During all these years, Despina “Madam Milto Messinesi” traveled back and forth between Athens, London, Paris and New York. She moved back more permanently to New York City in 1941, and began to work for Vogue shortly thereafter. A funny story relates to her first day at work in April 1941 and was described by the biographer of her obituary as follows:
Hired at $25 a week, she actually took off her first day of work in order to run a publicity stunt for Greek war relief, leading a herd of flower-bedecked donkeys through New York’s streets and to the Ritz. Coming into the Vogue offices the next morning, she was surprised to find that everyone seemed to know her already. Then she learned why: A half-page photo of her hugging a donkey had appeared in that morning’s paper.
Photographs from the event at the Ritz Carlton Hotel are preserved. I was able to identify and read most of her Vogue articles and collected information on the dresses she donated to the FIT Galleries. In her own voice she introduces herself as a “little shop-hound, size 10,” to the Vogue readers in April 1944.
Over the next decades, she became Vogue‘s main fashion editor, traveling places far and wide. During these decades, she became known for her sense of elegance. Ensembles owned by The Museum at FIT today including the black dress 77.17.3, possibly by fellow Greek diaspora designer Jean Dessès, a silk satin with polychrome ribbon, silk floss embroidery, and rhinestones by Christian Dior 1951 (75.86.5), or dress 81.232.1 by Christian Dior New York 1954 were part of her fashionable wardrobe, and made her indeed appear like out of an Audrey Hepburn movie.

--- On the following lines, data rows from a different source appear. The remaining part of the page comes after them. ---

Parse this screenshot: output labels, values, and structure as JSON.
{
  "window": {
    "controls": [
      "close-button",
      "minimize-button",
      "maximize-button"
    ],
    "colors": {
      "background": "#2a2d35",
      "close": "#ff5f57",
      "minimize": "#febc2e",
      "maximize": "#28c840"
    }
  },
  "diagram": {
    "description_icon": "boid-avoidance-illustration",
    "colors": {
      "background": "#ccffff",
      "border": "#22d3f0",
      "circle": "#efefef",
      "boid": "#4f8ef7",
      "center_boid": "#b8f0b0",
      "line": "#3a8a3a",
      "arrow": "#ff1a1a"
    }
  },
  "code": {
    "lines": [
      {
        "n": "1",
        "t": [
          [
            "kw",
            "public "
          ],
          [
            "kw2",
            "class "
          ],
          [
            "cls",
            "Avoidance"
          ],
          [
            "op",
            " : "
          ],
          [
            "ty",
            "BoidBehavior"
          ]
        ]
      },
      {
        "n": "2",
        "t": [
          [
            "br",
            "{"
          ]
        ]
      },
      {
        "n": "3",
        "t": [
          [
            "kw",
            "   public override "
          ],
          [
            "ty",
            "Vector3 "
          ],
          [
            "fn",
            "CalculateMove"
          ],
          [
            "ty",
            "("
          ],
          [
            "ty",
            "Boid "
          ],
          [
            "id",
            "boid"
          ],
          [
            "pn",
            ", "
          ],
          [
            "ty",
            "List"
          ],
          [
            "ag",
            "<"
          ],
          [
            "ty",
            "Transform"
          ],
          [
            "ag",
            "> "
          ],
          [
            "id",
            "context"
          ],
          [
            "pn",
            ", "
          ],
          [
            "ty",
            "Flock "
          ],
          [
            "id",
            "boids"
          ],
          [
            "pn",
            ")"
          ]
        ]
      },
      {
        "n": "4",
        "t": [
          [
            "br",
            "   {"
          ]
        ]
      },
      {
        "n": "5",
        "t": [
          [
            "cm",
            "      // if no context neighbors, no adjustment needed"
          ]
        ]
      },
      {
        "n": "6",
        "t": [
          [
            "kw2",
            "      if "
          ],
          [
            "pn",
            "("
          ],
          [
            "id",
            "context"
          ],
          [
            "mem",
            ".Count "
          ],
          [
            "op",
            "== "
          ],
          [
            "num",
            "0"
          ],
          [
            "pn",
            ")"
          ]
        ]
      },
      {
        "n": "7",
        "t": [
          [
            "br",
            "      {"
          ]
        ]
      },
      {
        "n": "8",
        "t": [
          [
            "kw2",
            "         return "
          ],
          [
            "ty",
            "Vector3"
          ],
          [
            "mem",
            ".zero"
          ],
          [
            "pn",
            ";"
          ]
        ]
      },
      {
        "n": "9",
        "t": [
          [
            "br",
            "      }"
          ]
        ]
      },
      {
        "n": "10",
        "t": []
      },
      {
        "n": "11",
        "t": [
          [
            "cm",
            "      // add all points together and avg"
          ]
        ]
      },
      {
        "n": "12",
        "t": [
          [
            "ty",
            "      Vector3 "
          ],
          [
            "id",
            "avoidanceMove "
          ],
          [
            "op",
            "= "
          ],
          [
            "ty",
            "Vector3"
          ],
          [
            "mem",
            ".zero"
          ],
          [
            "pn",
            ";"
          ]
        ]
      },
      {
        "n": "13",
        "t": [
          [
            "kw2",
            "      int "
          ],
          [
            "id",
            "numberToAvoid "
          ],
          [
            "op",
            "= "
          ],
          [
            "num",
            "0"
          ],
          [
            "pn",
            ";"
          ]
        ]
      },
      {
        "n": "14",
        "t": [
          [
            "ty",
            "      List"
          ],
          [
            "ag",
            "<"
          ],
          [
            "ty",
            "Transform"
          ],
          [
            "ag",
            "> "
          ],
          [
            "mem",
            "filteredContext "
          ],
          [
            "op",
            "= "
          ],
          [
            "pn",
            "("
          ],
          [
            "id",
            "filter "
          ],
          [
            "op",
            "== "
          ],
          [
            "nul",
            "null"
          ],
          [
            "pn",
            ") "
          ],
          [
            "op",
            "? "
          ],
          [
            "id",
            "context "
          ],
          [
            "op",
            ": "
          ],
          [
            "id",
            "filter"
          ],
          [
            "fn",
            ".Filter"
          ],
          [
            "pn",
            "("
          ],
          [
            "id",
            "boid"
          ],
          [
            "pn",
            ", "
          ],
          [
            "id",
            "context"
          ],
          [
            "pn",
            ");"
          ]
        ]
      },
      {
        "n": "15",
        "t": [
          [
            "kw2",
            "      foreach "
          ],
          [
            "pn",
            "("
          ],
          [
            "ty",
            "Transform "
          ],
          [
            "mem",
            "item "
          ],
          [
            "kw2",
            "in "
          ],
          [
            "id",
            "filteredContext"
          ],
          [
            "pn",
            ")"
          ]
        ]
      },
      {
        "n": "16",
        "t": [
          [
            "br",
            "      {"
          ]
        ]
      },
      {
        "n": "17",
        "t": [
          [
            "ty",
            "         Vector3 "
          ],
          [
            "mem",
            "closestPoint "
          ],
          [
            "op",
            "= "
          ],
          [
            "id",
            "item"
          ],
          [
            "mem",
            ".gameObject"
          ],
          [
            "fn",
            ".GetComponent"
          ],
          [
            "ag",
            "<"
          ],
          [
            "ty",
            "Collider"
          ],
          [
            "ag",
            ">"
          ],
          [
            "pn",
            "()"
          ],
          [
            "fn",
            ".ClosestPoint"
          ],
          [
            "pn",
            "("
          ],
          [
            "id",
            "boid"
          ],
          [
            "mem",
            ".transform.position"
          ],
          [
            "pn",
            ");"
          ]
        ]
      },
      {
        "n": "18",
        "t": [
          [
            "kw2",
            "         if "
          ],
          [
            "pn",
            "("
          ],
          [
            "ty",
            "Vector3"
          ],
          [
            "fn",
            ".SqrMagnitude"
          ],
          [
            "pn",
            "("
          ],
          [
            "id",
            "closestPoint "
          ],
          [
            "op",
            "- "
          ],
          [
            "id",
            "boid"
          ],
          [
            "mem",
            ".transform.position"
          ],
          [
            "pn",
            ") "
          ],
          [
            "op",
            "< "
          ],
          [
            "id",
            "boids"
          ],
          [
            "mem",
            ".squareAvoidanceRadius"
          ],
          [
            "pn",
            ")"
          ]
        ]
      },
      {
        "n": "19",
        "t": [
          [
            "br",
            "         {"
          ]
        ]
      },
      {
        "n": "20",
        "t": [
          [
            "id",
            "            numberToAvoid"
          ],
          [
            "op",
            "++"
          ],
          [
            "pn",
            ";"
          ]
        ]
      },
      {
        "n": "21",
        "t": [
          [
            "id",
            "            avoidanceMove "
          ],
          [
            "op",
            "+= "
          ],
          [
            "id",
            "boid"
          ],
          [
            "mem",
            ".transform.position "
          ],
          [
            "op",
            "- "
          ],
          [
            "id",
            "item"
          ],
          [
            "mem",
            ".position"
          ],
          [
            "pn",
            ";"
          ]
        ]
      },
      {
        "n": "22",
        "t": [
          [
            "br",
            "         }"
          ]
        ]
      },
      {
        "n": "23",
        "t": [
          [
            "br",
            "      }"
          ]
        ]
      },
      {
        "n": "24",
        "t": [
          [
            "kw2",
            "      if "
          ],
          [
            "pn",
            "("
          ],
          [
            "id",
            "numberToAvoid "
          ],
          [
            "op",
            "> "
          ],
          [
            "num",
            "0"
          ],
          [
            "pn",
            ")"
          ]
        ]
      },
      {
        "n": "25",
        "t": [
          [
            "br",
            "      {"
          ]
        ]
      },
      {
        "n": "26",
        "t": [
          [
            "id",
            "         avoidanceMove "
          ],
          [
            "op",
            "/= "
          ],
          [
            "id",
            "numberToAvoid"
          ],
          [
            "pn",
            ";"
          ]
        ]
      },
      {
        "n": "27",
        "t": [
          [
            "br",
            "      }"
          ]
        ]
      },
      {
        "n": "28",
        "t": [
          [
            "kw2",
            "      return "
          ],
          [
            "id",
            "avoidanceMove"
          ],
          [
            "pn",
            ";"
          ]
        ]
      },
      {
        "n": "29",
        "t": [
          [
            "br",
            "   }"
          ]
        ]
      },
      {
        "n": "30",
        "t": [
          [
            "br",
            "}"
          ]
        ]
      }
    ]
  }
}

Vogue featured her work on the royal Greek family, and several travel stories, sometimes from Greece, are part of her oeuvre. Today, The Museum at FIT and The Metropolitan Museum of Art house Messinesi’s donations. Her dresses are as diverse as fascinating and include a pair of American underwear pants from 1916, a fine woolen dress by French fashion designer Emanuel Ungaro (1933–2017) from the late 1960s and others. The voice of her writings for Vogue remains in FIT’s Library periodical collections. And the rest, as they say, is history.
Leontis, Artemis. 2019. Eva Palmer Sikelianos: A Life in Ruins. Princeton: Princeton University Press.
Miller, Stephen. 2003. Despina Messinesi, Long Time Editor at Vogue, 92. Obituary, July 2003.
O’Shea Borrelli, Laird. 1997. “Dressing Up and Talking about It: Fashion Writing in Vogue from 1968 to 1993,” Fashion Theory 1.3 (1997), 247–59.
About the Author
Frida Loyola enrolled in the AHMP program after attending the Pink symposium in 2018 at the Museum at FIT. She plans to blend her design experience with Museum Studies and work as a Fashion Historian.
Current Favorite Reading or Art Exhibition
One of my favorite, and recent, exhibitions was The Salem Witch Trials: Reckoning and Reclaiming at the Peabody Essex Museum. The trials serve as an example of injustice and intolerance in our country’s history and remind us that history can indeed repeat itself.